The one important reason I do like having a camera on me, however, is so that I can record noteworthy events. For example, I managed to capture a tornado, film a few car accidents, and document several other things of genuine interest to myself and others. If something happens, I can make a record of it. I missed that.

What I didn’t see, however, was that my health was negatively impacted. I use an application called MyFitnessPal to keep track of my calories. It helps me lose weight and to maintain a healthier lifestyle. Without the app, I still kept note in my mind of what I was eating and what I shouldn’t be eating, but I didn’t pay as much attention to how much and how often I was eating. Consequently, I stopped losing some extra pounds.

I Missed My iPhone

In retrospect, I must say that life without an iPhone was taxing. It wasn’t like the world was crashing down upon me in a blaze of glory, but it was a struggle, one that I felt was completely unnecessary to put myself through.

I know that others might have much more success with doing an experiment like this. For example, I could imagine that someone who has a family could have the opportunity to spend much more time with and focus on their family, which is a great thing. I could also see how someone who spends every living day and night of their life on the Internet2 could greatly benefit from getting out and enjoying the world a bit more.

I realize I am biased. I have been looking for more reasons to miss my iPhone, instead of objectively going all in on the side of “tech is a distraction.” It actually makes sense in my case: I’m a technophile. I like this stuff.

But all that is irrelevant.

All that matters to me is that I was left feeling a massive relief when I received my new iPhone 6 Plus on launch day.3

If you want to stop the distractions of technology, most smartphones offer features to disable notifications or to only present notifications when it is convenient for you. I’ve already taken steps to minimize distractions, and you can too.

You could:

  • turn off push notifications for email, Facebook, and Twitter;
  • disable background notifications for non-essential apps;
  • ensure that the notifications you receive are actually worthwhile;
  • delete useless, overly noisy, and non-productive apps;
  • or setup “Do Not Disturb” (on iOS) to silence the phone during the early morning and later evening hours,4

Maybe the most important thing is that I can hear my phone ding or feel it vibrate, and I can simply let it go. I won’t feel bad for not checking on what just happened. I can set at a restaurant with my phone on vibrate with friends and family, and go without checking my iPhone the entire time I’m with them.

I am in control of my attention, not my smartphone.

As long as that remains true, it’s easy to appreciate a smartphone for all the great things it offers. It connects you to the world, and if you’re using technology to enhance your life and the lives of others, then it’s truly a great thing.
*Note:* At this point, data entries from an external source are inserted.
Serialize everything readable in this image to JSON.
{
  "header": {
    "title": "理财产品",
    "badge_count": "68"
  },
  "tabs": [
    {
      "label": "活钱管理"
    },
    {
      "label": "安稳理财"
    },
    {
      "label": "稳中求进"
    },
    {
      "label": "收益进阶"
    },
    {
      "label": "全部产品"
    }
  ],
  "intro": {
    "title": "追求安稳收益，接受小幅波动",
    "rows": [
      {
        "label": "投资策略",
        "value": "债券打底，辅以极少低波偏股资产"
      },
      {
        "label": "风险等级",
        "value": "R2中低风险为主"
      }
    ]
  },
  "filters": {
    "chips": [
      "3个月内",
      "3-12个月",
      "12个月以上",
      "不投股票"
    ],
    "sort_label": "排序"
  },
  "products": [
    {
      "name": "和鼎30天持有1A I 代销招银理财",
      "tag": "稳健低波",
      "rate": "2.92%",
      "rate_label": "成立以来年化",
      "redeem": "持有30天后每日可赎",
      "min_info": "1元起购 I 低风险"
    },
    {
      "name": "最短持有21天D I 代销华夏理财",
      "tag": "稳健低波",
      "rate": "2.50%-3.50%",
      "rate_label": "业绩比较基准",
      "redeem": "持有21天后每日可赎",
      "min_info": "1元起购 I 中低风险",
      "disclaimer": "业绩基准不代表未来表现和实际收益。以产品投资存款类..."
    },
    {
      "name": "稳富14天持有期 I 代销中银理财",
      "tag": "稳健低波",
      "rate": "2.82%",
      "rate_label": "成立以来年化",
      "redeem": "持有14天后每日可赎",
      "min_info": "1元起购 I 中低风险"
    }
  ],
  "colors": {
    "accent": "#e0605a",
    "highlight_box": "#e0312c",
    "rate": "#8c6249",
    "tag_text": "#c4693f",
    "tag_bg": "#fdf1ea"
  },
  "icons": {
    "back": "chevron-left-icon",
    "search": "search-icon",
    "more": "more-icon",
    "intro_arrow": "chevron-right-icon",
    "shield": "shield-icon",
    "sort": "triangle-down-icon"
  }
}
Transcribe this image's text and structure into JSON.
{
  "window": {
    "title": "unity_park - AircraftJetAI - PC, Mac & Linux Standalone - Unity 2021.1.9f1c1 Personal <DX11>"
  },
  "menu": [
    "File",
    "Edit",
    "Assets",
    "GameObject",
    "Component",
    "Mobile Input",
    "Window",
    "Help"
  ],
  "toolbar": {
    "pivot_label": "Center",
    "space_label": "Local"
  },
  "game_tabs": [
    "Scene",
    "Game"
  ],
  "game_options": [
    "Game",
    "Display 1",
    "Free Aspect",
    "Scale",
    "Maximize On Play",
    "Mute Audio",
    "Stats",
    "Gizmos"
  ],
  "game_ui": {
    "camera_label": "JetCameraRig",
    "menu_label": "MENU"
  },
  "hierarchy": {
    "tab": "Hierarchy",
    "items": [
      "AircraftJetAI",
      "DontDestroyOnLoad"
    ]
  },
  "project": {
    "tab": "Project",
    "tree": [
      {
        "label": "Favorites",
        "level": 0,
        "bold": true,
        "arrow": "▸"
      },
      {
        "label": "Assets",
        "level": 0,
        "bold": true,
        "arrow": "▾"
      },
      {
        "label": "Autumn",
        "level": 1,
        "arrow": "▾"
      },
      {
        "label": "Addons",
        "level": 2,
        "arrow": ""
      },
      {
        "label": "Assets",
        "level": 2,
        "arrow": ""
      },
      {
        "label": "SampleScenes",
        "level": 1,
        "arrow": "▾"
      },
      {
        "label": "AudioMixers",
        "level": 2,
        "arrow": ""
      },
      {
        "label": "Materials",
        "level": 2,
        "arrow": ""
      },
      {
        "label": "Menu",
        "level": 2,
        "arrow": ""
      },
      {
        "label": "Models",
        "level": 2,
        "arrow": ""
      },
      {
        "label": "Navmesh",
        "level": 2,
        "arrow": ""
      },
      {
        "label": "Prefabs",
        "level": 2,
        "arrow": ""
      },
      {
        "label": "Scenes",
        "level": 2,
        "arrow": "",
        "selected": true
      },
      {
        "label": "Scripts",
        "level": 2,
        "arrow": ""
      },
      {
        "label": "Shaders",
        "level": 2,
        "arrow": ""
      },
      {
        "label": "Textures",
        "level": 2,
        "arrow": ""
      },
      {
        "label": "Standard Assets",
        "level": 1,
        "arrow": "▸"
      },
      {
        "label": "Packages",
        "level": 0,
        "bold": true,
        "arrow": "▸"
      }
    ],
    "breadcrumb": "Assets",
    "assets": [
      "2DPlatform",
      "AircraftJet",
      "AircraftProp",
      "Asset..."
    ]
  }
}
  1. Unfortunately, from what I understand, my sister’s attempts to resolve this with Apple over the phone and in store had failed. But I later learned — after talking with Apple support over the phone — that this could be resolved with some additional effort on her part. 

  2. Wait, that’s me too. 

  3. The experience of acquiring the iPhone 6 Plus is a completely different story. 

  4. One thing I’d like to see in a future version of iOS is much more customization and the ability to set up multiple intra-day and weekly schedules for Do Not Disturb